Eminent domain questions remain
Once the preliminary injunction issue is resolved, the case will likely move toward questions regarding eminent domain. Under Indiana Code section 32-24-4.5-7, the complaint argues a city can take a property through eminent domain “only if the specific parcel at issue individually presents an immediate and urgent threat to public health and safety.”
All parties agree that Charlestown has not yet used eminent domain in its efforts to redevelop Pleasant Ridge, though the residents allege in their complaint that the assessment of high fines is merely a tool to get around eminent domain law. Further, Gillenwater said the use of eminent domain is not completely off the table, as the city believes Pleasant Ridge is a threat to public safety and is considering all options to remove that threat.

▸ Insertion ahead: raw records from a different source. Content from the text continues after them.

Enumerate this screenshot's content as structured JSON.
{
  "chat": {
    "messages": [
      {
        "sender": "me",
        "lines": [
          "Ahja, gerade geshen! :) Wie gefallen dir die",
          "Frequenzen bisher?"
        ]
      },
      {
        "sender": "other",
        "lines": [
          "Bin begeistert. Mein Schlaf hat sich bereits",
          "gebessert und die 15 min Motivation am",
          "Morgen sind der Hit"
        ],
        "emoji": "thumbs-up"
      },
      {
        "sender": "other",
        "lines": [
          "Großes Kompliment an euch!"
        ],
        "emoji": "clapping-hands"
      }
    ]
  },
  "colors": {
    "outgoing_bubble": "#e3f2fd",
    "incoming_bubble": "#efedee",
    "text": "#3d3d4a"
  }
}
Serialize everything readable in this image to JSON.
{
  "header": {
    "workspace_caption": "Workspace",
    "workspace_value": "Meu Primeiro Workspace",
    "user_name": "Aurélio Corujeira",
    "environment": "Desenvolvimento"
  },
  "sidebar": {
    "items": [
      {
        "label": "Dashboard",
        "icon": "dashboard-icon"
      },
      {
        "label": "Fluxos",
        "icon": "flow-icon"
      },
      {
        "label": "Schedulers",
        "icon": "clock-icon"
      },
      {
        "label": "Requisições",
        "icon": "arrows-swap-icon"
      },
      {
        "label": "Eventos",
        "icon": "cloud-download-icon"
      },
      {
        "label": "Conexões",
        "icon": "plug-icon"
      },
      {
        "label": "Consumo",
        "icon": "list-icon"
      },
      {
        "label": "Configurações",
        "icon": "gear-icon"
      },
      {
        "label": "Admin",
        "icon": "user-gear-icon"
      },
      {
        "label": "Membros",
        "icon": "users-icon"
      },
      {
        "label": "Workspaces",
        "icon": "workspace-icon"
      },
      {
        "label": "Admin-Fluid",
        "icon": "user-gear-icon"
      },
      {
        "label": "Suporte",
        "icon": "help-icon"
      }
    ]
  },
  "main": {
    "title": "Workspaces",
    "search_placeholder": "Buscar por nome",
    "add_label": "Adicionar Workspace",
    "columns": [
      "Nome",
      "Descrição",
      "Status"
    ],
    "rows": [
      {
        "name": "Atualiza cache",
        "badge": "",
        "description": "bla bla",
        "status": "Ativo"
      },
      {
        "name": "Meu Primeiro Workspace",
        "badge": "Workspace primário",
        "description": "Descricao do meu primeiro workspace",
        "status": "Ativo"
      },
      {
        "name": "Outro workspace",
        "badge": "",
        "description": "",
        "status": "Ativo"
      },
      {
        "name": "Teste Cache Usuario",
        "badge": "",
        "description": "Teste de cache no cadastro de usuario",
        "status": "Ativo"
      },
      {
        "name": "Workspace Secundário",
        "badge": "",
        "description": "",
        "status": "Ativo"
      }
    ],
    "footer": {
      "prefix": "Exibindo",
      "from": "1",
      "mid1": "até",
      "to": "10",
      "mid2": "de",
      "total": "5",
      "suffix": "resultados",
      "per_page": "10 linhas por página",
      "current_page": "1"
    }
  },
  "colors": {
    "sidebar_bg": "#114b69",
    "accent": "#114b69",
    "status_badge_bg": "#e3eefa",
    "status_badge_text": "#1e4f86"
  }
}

When the eminent domain questions do arise, Eric Rochford, an eminent domain attorney with Cohen & Malad LLP, said it will likely present a question of first impression to Indiana courts. Rochford is serving as local pro bono counsel for the Institute for Justice on the residents’ case.
Rochford expressed concerns about the potential implications of a ruling in favor of the city on eminent domain issues. For example, if a judge rules the city’s plan to redevelop the neighborhood does qualify as a “public use” that would make eminent domain permissible, then the low-income residents would be left trying to find a new home, he said.
But Gillenwater said the city has already helped subsidize a new housing development where Pleasant Ridge residents can move into energy efficient homes with lower utility bills and increased home equity. He also said the administration has paid for the residents to participate in a pathway to home ownership program.
Aside from concerns about the residents’ living situations, Rochford said the implications of a ruling favorable to the city on eminent domain issues could possibly lead to an abuse of eminent domain laws by municipal government entities and developers.
The preliminary injunction question is before Judge Jason Mount, a Scott Circuit judge who is serving as a special judge in this case. Sanders said he expects a ruling on the preliminary injunction by the end of the year, then a final judgment on the complaint sometime next year.•